  • 8 - Aeschines 279
  • Aeschines: Summary 294
  • 9 - Isocrates Sophistes 296
  • 10 - Lycurgus 324
  • Hyperides 328
  • II - Ceremonial Oratory 349
  • 12 - Conclusion 353
  • Appendix A the Tetralogies: Date and Authorship 355
  • Appendix B 360
  • Select Bibliography 369
  • Index of Speeches 377
  • General Index 379
Settings

Settings

Typeface
Text size Smaller Larger Reset View mode
Search within

Search within this book

Look up

Look up a word

  • Dictionary
  • Thesaurus
Please submit a word or phrase above.
Print this page

Print this page

Why can't I print more than one page at a time?

Full screen
/ 390

matching results for page

Cited passage

Style
Citations are available only to our active members.
Sign up now to cite pages or passages in MLA, APA and Chicago citation styles.

"Portraying himself as an honest, ordinary person helped Lincoln identify with his audiences." (Einhorn, 1992, p. 25).

"Portraying himself as an honest, ordinary person helped Lincoln identify with his audiences." (Einhorn 25)

"Portraying himself as an honest, ordinary person helped Lincoln identify with his audiences."1

1. Lois J. Einhorn, Abraham Lincoln, the Orator: Penetrating the Lincoln Legend (Westport, CT: Greenwood Press, 1992), 25, http://www.questia.com/read/27419298.

Cited passage

Welcome to the new Questia Reader

The Questia Reader has been updated to provide you with an even better online reading experience.  It is now 100% Responsive, which means you can read our books and articles on any sized device you wish.  All of your favorite tools like notes, highlights, and citations are still here, but the way you select text has been updated to be easier to use, especially on touchscreen devices.  Here's how:
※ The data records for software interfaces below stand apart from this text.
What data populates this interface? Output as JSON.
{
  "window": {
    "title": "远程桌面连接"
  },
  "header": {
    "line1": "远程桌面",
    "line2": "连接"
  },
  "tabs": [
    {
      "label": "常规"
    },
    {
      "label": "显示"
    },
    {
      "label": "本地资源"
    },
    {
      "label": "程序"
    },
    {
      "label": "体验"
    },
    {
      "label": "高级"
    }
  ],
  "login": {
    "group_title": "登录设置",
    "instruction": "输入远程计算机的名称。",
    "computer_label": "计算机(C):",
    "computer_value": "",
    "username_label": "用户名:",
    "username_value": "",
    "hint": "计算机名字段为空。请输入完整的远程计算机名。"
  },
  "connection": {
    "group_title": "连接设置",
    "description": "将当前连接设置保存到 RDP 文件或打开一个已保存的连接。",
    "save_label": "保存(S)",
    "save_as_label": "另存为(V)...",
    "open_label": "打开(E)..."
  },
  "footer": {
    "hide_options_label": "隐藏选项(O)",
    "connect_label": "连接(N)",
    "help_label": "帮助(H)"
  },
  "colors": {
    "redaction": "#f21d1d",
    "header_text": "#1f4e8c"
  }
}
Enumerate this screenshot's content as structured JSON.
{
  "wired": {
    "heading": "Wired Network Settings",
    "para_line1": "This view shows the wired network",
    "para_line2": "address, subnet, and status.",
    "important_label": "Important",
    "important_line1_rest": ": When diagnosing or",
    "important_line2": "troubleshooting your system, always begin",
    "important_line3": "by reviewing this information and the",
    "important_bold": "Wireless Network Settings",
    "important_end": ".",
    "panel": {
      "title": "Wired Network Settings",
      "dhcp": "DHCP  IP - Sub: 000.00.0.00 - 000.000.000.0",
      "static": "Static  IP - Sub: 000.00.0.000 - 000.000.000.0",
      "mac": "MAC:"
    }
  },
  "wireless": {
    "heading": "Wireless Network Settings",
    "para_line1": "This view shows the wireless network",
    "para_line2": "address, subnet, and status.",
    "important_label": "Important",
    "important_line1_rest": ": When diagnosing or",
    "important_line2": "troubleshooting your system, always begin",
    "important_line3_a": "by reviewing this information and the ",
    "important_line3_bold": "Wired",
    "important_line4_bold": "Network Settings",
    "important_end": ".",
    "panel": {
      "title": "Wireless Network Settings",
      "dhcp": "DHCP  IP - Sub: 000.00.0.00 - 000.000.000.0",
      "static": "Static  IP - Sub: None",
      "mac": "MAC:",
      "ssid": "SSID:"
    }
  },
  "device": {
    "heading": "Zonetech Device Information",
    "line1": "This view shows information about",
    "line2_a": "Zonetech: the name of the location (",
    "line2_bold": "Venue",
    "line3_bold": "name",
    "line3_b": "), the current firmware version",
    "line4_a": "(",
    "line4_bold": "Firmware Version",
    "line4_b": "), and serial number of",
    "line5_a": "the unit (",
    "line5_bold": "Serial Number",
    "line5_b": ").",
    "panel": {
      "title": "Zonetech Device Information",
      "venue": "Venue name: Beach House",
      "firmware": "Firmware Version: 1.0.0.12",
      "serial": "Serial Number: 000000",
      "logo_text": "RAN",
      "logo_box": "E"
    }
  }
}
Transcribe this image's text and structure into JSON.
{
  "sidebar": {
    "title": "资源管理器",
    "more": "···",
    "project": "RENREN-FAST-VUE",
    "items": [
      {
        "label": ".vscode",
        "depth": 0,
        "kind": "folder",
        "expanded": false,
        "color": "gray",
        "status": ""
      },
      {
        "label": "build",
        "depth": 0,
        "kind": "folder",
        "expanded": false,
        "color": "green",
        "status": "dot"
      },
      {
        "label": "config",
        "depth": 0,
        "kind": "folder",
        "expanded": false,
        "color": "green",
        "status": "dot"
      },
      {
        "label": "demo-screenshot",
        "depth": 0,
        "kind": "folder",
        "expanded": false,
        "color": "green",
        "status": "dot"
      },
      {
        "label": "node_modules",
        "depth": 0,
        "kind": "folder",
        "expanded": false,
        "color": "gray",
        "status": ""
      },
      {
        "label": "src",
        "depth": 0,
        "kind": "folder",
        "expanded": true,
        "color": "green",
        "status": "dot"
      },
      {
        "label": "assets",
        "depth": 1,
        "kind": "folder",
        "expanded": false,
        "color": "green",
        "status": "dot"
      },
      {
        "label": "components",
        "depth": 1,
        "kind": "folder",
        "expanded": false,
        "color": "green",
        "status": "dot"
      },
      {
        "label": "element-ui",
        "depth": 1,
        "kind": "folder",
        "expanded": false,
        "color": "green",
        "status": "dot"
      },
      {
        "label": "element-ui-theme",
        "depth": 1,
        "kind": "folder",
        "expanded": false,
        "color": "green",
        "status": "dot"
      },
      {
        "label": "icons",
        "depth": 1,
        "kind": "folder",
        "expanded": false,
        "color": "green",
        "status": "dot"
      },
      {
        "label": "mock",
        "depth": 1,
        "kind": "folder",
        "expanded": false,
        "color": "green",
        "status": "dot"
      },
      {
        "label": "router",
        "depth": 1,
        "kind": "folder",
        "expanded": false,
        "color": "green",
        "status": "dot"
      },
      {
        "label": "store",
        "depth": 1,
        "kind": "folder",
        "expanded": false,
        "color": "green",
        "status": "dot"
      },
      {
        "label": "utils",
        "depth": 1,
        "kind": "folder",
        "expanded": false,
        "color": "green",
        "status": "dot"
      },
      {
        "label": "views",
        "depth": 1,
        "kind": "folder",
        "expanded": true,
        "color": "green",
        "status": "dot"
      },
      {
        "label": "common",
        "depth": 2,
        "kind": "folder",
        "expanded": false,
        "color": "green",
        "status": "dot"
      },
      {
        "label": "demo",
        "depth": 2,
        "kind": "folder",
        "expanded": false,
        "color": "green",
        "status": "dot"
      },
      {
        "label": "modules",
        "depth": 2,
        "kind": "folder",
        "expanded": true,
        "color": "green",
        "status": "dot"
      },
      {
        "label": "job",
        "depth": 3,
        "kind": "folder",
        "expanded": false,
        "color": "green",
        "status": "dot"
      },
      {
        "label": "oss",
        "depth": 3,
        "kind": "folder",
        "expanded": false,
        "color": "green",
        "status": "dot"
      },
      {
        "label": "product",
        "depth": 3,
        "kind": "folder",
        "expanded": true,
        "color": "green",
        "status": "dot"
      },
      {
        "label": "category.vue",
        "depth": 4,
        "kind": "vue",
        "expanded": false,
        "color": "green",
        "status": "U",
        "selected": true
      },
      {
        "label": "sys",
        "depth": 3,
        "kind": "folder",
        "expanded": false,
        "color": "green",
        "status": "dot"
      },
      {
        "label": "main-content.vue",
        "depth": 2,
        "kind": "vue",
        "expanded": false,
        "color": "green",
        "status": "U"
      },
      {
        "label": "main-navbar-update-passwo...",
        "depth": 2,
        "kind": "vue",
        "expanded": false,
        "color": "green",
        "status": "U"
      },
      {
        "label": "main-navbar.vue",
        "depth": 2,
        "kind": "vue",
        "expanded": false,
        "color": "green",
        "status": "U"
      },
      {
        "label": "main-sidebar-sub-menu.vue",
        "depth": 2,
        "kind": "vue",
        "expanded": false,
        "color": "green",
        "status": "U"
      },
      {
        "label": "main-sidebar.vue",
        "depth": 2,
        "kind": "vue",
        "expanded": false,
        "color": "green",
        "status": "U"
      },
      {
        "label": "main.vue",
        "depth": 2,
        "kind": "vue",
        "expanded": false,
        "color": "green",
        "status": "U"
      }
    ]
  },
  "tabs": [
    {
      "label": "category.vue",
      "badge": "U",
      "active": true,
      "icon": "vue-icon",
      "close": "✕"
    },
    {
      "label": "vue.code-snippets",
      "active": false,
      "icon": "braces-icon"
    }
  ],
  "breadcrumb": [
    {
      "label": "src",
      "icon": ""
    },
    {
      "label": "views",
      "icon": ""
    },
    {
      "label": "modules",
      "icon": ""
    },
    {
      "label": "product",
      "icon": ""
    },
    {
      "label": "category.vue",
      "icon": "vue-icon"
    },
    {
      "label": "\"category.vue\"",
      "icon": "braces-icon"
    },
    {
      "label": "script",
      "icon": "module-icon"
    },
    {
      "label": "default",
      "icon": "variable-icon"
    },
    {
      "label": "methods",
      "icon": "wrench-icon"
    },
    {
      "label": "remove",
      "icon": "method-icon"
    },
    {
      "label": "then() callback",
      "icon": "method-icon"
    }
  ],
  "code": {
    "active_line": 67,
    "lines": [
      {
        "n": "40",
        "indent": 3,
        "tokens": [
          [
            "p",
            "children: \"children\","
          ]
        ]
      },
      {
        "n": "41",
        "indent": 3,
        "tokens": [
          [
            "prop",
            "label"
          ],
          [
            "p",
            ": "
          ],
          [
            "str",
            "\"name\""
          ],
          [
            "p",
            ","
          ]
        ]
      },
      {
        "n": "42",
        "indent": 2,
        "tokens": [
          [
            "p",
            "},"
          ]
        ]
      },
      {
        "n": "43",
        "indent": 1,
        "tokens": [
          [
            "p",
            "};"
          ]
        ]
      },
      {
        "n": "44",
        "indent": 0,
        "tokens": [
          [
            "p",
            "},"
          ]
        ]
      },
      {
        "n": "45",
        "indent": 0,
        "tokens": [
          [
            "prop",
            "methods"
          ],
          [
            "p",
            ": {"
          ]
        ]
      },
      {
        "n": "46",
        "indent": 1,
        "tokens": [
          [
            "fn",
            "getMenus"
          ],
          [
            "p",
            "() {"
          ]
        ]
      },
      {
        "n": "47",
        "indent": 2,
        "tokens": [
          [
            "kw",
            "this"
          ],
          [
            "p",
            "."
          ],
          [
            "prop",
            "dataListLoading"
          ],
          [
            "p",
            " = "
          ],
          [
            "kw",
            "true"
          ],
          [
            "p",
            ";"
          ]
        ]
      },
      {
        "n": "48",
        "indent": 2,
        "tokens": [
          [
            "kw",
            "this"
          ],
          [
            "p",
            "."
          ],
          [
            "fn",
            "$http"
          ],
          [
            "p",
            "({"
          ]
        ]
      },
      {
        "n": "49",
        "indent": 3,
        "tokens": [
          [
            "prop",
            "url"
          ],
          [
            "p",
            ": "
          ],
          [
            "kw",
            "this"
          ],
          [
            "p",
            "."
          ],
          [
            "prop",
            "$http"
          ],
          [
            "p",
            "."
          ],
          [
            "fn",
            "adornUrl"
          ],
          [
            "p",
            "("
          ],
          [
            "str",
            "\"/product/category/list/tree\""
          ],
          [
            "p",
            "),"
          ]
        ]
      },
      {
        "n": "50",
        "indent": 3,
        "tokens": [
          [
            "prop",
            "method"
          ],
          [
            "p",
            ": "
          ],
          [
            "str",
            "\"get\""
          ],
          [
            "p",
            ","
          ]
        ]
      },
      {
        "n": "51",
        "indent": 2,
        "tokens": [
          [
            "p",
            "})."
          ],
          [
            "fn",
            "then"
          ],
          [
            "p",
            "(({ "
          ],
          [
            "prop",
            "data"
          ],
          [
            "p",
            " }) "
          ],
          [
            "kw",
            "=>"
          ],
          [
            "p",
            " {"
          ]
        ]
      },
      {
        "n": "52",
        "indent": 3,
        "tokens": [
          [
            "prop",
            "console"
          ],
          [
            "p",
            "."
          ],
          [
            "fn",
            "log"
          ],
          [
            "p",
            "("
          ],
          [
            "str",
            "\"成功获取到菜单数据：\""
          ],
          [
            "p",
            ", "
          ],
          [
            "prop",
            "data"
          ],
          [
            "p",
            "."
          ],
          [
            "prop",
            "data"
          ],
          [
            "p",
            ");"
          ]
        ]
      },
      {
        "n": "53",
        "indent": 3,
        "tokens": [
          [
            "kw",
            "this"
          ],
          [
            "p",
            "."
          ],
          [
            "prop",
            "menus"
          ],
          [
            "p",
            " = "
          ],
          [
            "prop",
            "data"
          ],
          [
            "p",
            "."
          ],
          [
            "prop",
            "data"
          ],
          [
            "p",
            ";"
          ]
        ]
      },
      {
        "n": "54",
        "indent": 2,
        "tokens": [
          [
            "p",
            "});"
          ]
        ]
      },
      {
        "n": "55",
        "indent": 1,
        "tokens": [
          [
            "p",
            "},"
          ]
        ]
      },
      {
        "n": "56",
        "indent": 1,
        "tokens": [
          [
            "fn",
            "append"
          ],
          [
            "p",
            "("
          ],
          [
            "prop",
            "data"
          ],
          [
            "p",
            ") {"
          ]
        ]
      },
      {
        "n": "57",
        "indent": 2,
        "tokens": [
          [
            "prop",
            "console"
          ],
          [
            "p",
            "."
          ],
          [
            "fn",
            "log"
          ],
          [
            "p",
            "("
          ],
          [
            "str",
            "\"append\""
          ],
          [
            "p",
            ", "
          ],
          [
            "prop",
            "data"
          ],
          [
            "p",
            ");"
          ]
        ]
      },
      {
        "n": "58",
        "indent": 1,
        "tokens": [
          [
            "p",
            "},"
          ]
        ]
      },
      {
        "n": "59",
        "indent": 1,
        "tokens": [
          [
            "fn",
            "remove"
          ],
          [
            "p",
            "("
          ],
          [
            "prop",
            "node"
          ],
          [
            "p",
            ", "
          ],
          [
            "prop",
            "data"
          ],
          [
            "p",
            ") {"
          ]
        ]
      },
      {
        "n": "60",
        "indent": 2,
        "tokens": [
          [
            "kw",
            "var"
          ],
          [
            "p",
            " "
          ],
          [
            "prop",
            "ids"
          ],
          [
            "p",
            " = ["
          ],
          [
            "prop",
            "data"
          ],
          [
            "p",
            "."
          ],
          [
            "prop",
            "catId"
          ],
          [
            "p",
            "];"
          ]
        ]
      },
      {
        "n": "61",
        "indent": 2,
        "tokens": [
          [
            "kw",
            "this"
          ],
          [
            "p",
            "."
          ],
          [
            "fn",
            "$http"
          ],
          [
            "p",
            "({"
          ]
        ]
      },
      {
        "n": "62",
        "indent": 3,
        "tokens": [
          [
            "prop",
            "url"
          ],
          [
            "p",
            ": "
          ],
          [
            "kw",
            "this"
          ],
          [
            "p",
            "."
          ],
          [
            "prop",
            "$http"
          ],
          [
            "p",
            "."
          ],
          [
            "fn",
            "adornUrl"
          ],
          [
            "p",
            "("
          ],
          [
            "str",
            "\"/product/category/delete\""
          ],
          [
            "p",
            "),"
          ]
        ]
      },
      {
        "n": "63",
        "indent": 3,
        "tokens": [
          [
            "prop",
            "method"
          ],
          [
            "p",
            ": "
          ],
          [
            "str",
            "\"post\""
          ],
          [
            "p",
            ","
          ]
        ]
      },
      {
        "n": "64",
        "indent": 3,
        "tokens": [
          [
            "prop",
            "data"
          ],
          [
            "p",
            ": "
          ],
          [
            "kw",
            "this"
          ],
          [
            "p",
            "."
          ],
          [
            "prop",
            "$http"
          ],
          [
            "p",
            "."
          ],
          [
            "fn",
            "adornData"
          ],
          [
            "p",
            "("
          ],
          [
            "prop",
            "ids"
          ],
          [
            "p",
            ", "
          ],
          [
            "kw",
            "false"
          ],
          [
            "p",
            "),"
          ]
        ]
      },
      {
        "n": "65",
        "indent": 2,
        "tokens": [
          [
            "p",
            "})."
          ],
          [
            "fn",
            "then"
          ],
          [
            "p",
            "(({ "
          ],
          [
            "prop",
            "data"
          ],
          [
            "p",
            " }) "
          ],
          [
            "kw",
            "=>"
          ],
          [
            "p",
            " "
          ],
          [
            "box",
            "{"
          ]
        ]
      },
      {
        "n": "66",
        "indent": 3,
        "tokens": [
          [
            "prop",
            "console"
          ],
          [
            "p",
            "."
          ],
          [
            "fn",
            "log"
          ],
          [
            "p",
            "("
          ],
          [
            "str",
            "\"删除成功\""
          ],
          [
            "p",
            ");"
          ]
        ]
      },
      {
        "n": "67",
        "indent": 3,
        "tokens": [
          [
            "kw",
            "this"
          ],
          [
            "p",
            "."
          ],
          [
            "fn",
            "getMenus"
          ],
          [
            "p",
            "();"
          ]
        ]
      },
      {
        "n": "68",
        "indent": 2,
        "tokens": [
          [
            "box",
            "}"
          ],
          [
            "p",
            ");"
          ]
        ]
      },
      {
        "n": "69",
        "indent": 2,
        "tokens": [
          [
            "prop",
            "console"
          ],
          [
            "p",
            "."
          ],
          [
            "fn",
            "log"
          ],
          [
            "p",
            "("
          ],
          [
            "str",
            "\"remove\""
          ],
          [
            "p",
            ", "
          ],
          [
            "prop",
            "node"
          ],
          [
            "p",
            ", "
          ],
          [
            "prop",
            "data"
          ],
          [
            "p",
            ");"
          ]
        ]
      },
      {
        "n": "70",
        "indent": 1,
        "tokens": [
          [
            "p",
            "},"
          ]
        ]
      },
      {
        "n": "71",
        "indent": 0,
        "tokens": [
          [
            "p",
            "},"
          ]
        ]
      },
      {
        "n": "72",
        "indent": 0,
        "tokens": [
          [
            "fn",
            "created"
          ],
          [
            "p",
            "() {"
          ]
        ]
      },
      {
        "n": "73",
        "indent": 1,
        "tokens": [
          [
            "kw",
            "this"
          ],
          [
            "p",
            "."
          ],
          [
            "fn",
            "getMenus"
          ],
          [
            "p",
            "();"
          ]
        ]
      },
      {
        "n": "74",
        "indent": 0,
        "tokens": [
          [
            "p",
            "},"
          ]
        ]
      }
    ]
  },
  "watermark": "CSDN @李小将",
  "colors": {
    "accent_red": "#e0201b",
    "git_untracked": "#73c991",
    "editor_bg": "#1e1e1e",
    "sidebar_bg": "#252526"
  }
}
1. Click or tap the first word you want to select.
2. Click or tap the last word you want to select.

OK, got it!

Thanks for trying Questia!

Please continue trying out our research tools, but please note, full functionality is available only to our active members.

Your work will be lost once you leave this Web page.

For full access in an ad-free environment, sign up now for a FREE, 1-day trial.

Already a member? Log in now.